>> It's not enough to just connect people, we have to make sure that those connections are positive.>> Mark Zuckerberg didn't just answer privacy questions in US Congress Tuesday. The head of Facebook also had to face concerns it's spreading hate speech in Myanmar. Facebook has been accused by human rights activists of falling short of stopping hate messages spread on the platform in the country.
United Nations officials are investigating possible genocide in Myanmar against Rohingya Muslims. They said last month that Facebook had been a source of anti Rohingya propaganda and it played a, quote, determining role.>> We know that the alter-nationalist Buddhist have their own Facebooks and really inciting a lot of violence and a lot of hatred against the Rohingya or other ethnic minorities.
>> Zuckerberg admitted that Facebook needed to do more in the country. More than 650,000 Rohingya Muslims have fled Myanmar's Rakhine State into Bangladesh since insurgent attacks sparked a security crackdown last August.

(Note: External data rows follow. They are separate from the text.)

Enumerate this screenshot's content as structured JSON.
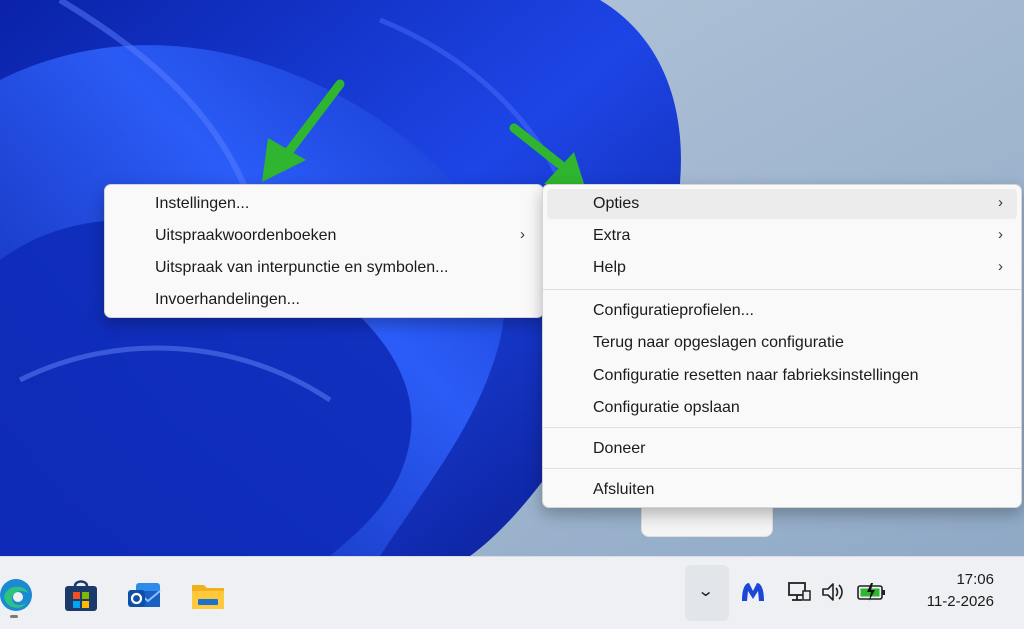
{
  "context_menu_left": {
    "items": [
      {
        "label": "Instellingen...",
        "submenu": false
      },
      {
        "label": "Uitspraakwoordenboeken",
        "submenu": true
      },
      {
        "label": "Uitspraak van interpunctie en symbolen...",
        "submenu": false
      },
      {
        "label": "Invoerhandelingen...",
        "submenu": false
      }
    ]
  },
  "context_menu_right": {
    "items": [
      {
        "label": "Opties",
        "submenu": true,
        "active": true
      },
      {
        "label": "Extra",
        "submenu": true
      },
      {
        "label": "Help",
        "submenu": true
      },
      {
        "label": "Configuratieprofielen...",
        "submenu": false
      },
      {
        "label": "Terug naar opgeslagen configuratie",
        "submenu": false
      },
      {
        "label": "Configuratie resetten naar fabrieksinstellingen",
        "submenu": false
      },
      {
        "label": "Configuratie opslaan",
        "submenu": false
      },
      {
        "label": "Doneer",
        "submenu": false
      },
      {
        "label": "Afsluiten",
        "submenu": false
      }
    ]
  },
  "chevron": "›",
  "taskbar": {
    "pinned": [
      {
        "name": "edge-icon"
      },
      {
        "name": "microsoft-store-icon"
      },
      {
        "name": "outlook-icon"
      },
      {
        "name": "file-explorer-icon"
      }
    ],
    "tray_chevron": "⌄",
    "tray_icons": [
      "malwarebytes-icon",
      "network-icon",
      "volume-icon",
      "battery-icon"
    ],
    "clock_time": "17:06",
    "clock_date": "11-2-2026"
  },
  "colors": {
    "wallpaper_blue": "#1030c8",
    "arrow_green": "#2fb52f",
    "menu_bg": "#f9f9f9"
  }
}
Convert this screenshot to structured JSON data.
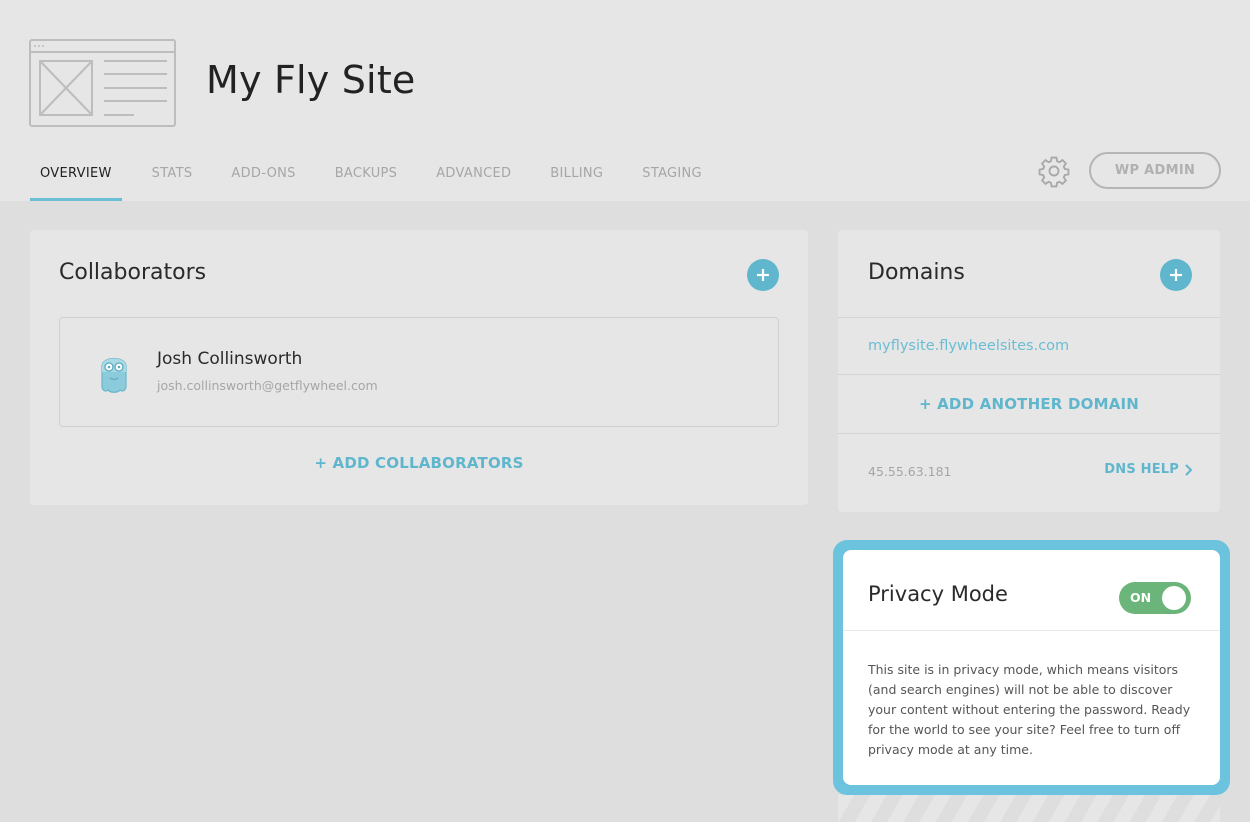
{
  "site": {
    "title": "My Fly Site"
  },
  "tabs": [
    {
      "label": "OVERVIEW",
      "active": true
    },
    {
      "label": "STATS",
      "active": false
    },
    {
      "label": "ADD-ONS",
      "active": false
    },
    {
      "label": "BACKUPS",
      "active": false
    },
    {
      "label": "ADVANCED",
      "active": false
    },
    {
      "label": "BILLING",
      "active": false
    },
    {
      "label": "STAGING",
      "active": false
    }
  ],
  "header_actions": {
    "settings_icon": "gear-icon",
    "wp_admin_label": "WP ADMIN"
  },
  "collaborators": {
    "title": "Collaborators",
    "add_icon": "plus-icon",
    "items": [
      {
        "name": "Josh Collinsworth",
        "email": "josh.collinsworth@getflywheel.com",
        "avatar": "owl-avatar"
      }
    ],
    "add_label": "+ ADD COLLABORATORS"
  },
  "domains": {
    "title": "Domains",
    "add_icon": "plus-icon",
    "primary_domain": "myflysite.flywheelsites.com",
    "add_label": "+ ADD ANOTHER DOMAIN",
    "ip": "45.55.63.181",
    "dns_help_label": "DNS HELP",
    "dns_help_icon": "chevron-right-icon"
  },
  "privacy": {
    "title": "Privacy Mode",
    "toggle_label": "ON",
    "enabled": true,
    "description": "This site is in privacy mode, which means visitors (and search engines) will not be able to discover your content without entering the password. Ready for the world to see your site? Feel free to turn off privacy mode at any time."
  },
  "colors": {
    "accent": "#5fb6cd",
    "highlight_border": "#6bc3dd",
    "toggle_on": "#6cb57a",
    "background": "#dedede",
    "panel": "#e6e6e6"
  }
}
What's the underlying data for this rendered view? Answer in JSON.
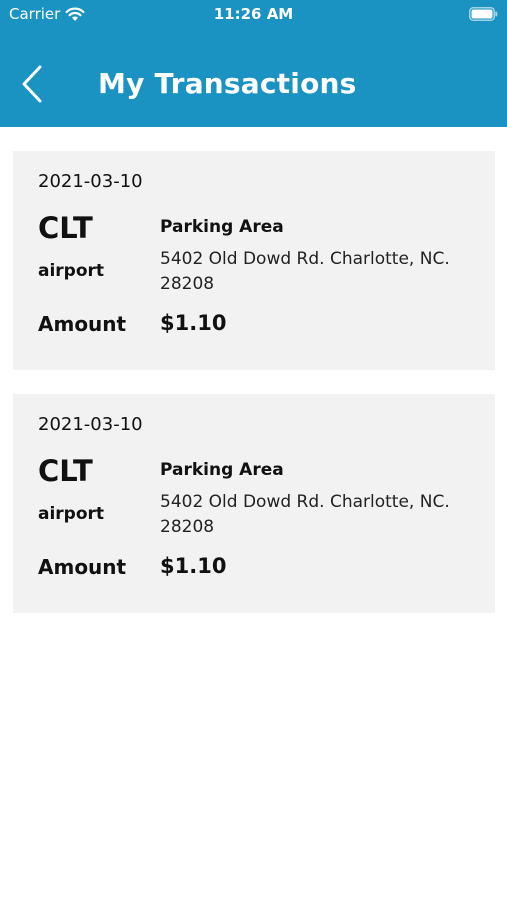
{
  "status_bar": {
    "carrier": "Carrier",
    "time": "11:26 AM"
  },
  "header": {
    "title": "My Transactions",
    "back_icon": "chevron-left-icon",
    "color": "#1a93c2"
  },
  "transactions": [
    {
      "date": "2021-03-10",
      "code": "CLT",
      "type": "airport",
      "area": "Parking Area",
      "address": "5402 Old Dowd Rd. Charlotte, NC. 28208",
      "amount_label": "Amount",
      "amount": "$1.10"
    },
    {
      "date": "2021-03-10",
      "code": "CLT",
      "type": "airport",
      "area": "Parking Area",
      "address": "5402 Old Dowd Rd. Charlotte, NC. 28208",
      "amount_label": "Amount",
      "amount": "$1.10"
    }
  ]
}
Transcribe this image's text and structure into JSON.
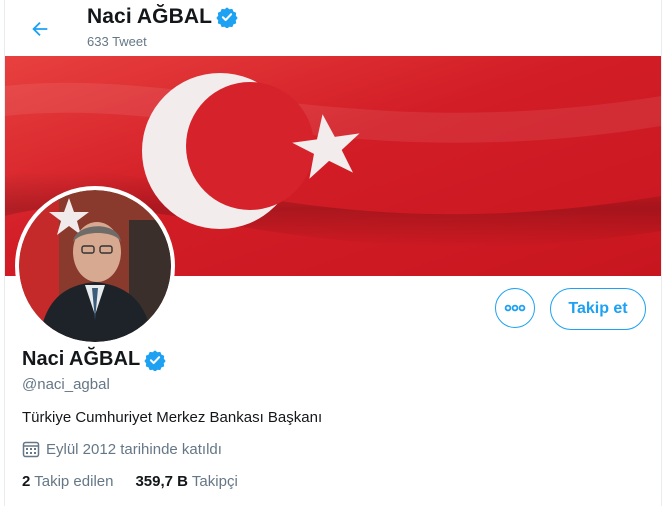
{
  "header": {
    "name": "Naci AĞBAL",
    "tweet_count": "633 Tweet"
  },
  "profile": {
    "name": "Naci AĞBAL",
    "handle": "@naci_agbal",
    "bio": "Türkiye Cumhuriyet Merkez Bankası Başkanı",
    "joined": "Eylül 2012 tarihinde katıldı",
    "following_count": "2",
    "following_label": "Takip edilen",
    "followers_count": "359,7 B",
    "followers_label": "Takipçi"
  },
  "actions": {
    "follow_label": "Takip et",
    "more_icon": "more-horizontal-icon"
  },
  "colors": {
    "accent": "#1da1f2",
    "banner_red": "#d4202a",
    "muted": "#657786"
  }
}
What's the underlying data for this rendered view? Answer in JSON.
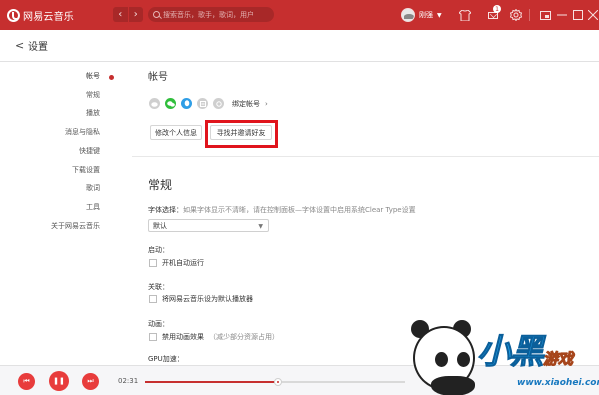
{
  "app": {
    "name": "网易云音乐",
    "colors": {
      "accent": "#c62f2f",
      "highlight_box": "#e0141c"
    }
  },
  "topbar": {
    "back_glyph": "‹",
    "forward_glyph": "›",
    "search_placeholder": "搜索音乐，歌手，歌词，用户",
    "username": "刚强",
    "user_caret": "▼",
    "message_count": "1",
    "icons": [
      "skin-icon",
      "mail-icon",
      "gear-icon",
      "mini-mode-icon",
      "minimize-icon",
      "maximize-icon",
      "close-icon"
    ]
  },
  "page": {
    "back_glyph": "<",
    "title": "设置"
  },
  "sidebar": {
    "items": [
      {
        "label": "帐号",
        "active": true
      },
      {
        "label": "常规"
      },
      {
        "label": "播放"
      },
      {
        "label": "消息与隐私"
      },
      {
        "label": "快捷键"
      },
      {
        "label": "下载设置"
      },
      {
        "label": "歌词"
      },
      {
        "label": "工具"
      },
      {
        "label": "关于网易云音乐"
      }
    ]
  },
  "account": {
    "title": "帐号",
    "social_icons": [
      "weibo-icon",
      "wechat-icon",
      "qq-icon",
      "douban-icon",
      "netease-icon"
    ],
    "bind_label": "绑定帐号",
    "bind_chevron": "›",
    "edit_profile_label": "修改个人信息",
    "invite_friends_label": "寻找并邀请好友"
  },
  "general": {
    "title": "常规",
    "font_label": "字体选择：",
    "font_hint": "如果字体显示不清晰，请在控制面板—字体设置中启用系统Clear Type设置",
    "font_value": "默认",
    "select_arrow": "▼",
    "startup_label": "启动：",
    "autostart_label": "开机自动运行",
    "assoc_label": "关联：",
    "default_player_label": "将网易云音乐设为默认播放器",
    "animation_label": "动画：",
    "disable_animation_label": "禁用动画效果",
    "disable_animation_hint": "（减少部分资源占用）",
    "gpu_label": "GPU加速："
  },
  "player": {
    "prev_glyph": "⏮",
    "play_glyph": "❚❚",
    "next_glyph": "⏭",
    "elapsed": "02:31",
    "progress": 0.51
  },
  "watermark": {
    "brand": "小黑",
    "game": "游戏",
    "url": "www.xiaohei.com"
  }
}
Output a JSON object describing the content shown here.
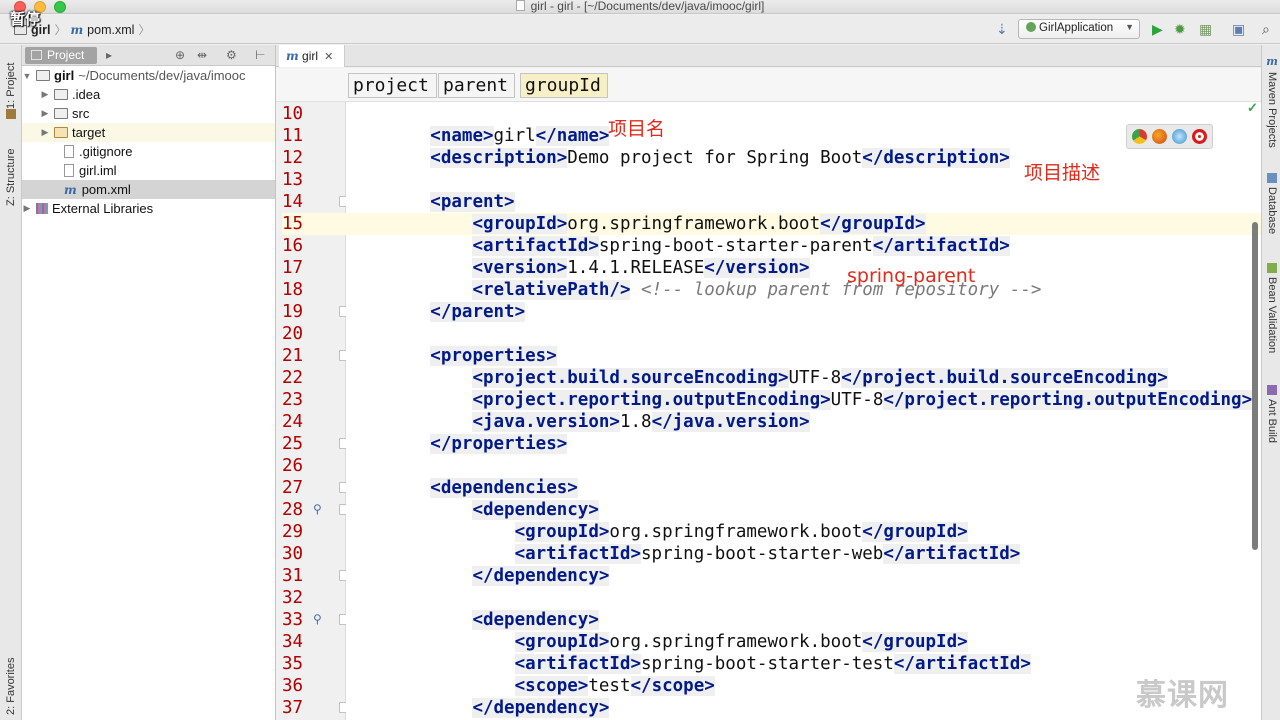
{
  "window": {
    "title": "girl - girl - [~/Documents/dev/java/imooc/girl]",
    "pause_overlay": "暂停"
  },
  "navbar": {
    "project_crumb": "girl",
    "file_crumb": "pom.xml",
    "run_config": "GirlApplication"
  },
  "left_strip": {
    "project_tab": "1: Project",
    "structure_tab": "Z: Structure",
    "favorites_tab": "2: Favorites"
  },
  "project_panel": {
    "tab_label": "Project",
    "tree": [
      {
        "label": "girl",
        "detail": "~/Documents/dev/java/imooc",
        "kind": "root"
      },
      {
        "label": ".idea",
        "kind": "folder"
      },
      {
        "label": "src",
        "kind": "folder"
      },
      {
        "label": "target",
        "kind": "folder"
      },
      {
        "label": ".gitignore",
        "kind": "file"
      },
      {
        "label": "girl.iml",
        "kind": "file"
      },
      {
        "label": "pom.xml",
        "kind": "maven"
      },
      {
        "label": "External Libraries",
        "kind": "libraries"
      }
    ]
  },
  "editor": {
    "tab_label": "girl",
    "tag_breadcrumb": [
      "project",
      "parent",
      "groupId"
    ],
    "lines": [
      {
        "n": "10",
        "indent": 0,
        "open": "",
        "text": "",
        "close": "",
        "comment": ""
      },
      {
        "n": "11",
        "indent": 1,
        "open": "<name>",
        "text": "girl",
        "close": "</name>",
        "comment": ""
      },
      {
        "n": "12",
        "indent": 1,
        "open": "<description>",
        "text": "Demo project for Spring Boot",
        "close": "</description>",
        "comment": ""
      },
      {
        "n": "13",
        "indent": 0,
        "open": "",
        "text": "",
        "close": "",
        "comment": ""
      },
      {
        "n": "14",
        "indent": 1,
        "open": "<parent>",
        "text": "",
        "close": "",
        "comment": ""
      },
      {
        "n": "15",
        "indent": 2,
        "open": "<groupId>",
        "text": "org.springframework.boot",
        "close": "</groupId>",
        "comment": ""
      },
      {
        "n": "16",
        "indent": 2,
        "open": "<artifactId>",
        "text": "spring-boot-starter-parent",
        "close": "</artifactId>",
        "comment": ""
      },
      {
        "n": "17",
        "indent": 2,
        "open": "<version>",
        "text": "1.4.1.RELEASE",
        "close": "</version>",
        "comment": ""
      },
      {
        "n": "18",
        "indent": 2,
        "open": "<relativePath/>",
        "text": " ",
        "close": "",
        "comment": "<!-- lookup parent from repository -->"
      },
      {
        "n": "19",
        "indent": 1,
        "open": "</parent>",
        "text": "",
        "close": "",
        "comment": ""
      },
      {
        "n": "20",
        "indent": 0,
        "open": "",
        "text": "",
        "close": "",
        "comment": ""
      },
      {
        "n": "21",
        "indent": 1,
        "open": "<properties>",
        "text": "",
        "close": "",
        "comment": ""
      },
      {
        "n": "22",
        "indent": 2,
        "open": "<project.build.sourceEncoding>",
        "text": "UTF-8",
        "close": "</project.build.sourceEncoding>",
        "comment": ""
      },
      {
        "n": "23",
        "indent": 2,
        "open": "<project.reporting.outputEncoding>",
        "text": "UTF-8",
        "close": "</project.reporting.outputEncoding>",
        "comment": ""
      },
      {
        "n": "24",
        "indent": 2,
        "open": "<java.version>",
        "text": "1.8",
        "close": "</java.version>",
        "comment": ""
      },
      {
        "n": "25",
        "indent": 1,
        "open": "</properties>",
        "text": "",
        "close": "",
        "comment": ""
      },
      {
        "n": "26",
        "indent": 0,
        "open": "",
        "text": "",
        "close": "",
        "comment": ""
      },
      {
        "n": "27",
        "indent": 1,
        "open": "<dependencies>",
        "text": "",
        "close": "",
        "comment": ""
      },
      {
        "n": "28",
        "indent": 2,
        "open": "<dependency>",
        "text": "",
        "close": "",
        "comment": ""
      },
      {
        "n": "29",
        "indent": 3,
        "open": "<groupId>",
        "text": "org.springframework.boot",
        "close": "</groupId>",
        "comment": ""
      },
      {
        "n": "30",
        "indent": 3,
        "open": "<artifactId>",
        "text": "spring-boot-starter-web",
        "close": "</artifactId>",
        "comment": ""
      },
      {
        "n": "31",
        "indent": 2,
        "open": "</dependency>",
        "text": "",
        "close": "",
        "comment": ""
      },
      {
        "n": "32",
        "indent": 0,
        "open": "",
        "text": "",
        "close": "",
        "comment": ""
      },
      {
        "n": "33",
        "indent": 2,
        "open": "<dependency>",
        "text": "",
        "close": "",
        "comment": ""
      },
      {
        "n": "34",
        "indent": 3,
        "open": "<groupId>",
        "text": "org.springframework.boot",
        "close": "</groupId>",
        "comment": ""
      },
      {
        "n": "35",
        "indent": 3,
        "open": "<artifactId>",
        "text": "spring-boot-starter-test",
        "close": "</artifactId>",
        "comment": ""
      },
      {
        "n": "36",
        "indent": 3,
        "open": "<scope>",
        "text": "test",
        "close": "</scope>",
        "comment": ""
      },
      {
        "n": "37",
        "indent": 2,
        "open": "</dependency>",
        "text": "",
        "close": "",
        "comment": ""
      }
    ],
    "highlighted_line": "15"
  },
  "annotations": {
    "name_note": "项目名",
    "description_note": "项目描述",
    "parent_note": "spring-parent"
  },
  "right_strip": {
    "maven_tab": "Maven Projects",
    "database_tab": "Database",
    "bean_tab": "Bean Validation",
    "ant_tab": "Ant Build"
  },
  "watermark": "慕课网",
  "colors": {
    "tag": "#001a8a",
    "line_number": "#b00000",
    "annotation": "#e02a1a",
    "highlight_line": "#fffbe3"
  }
}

Zuckerberg said that Facebook was hiring dozens more Burmese language specialists and making other undisclosed changes in countries where ethnic violence is a problem.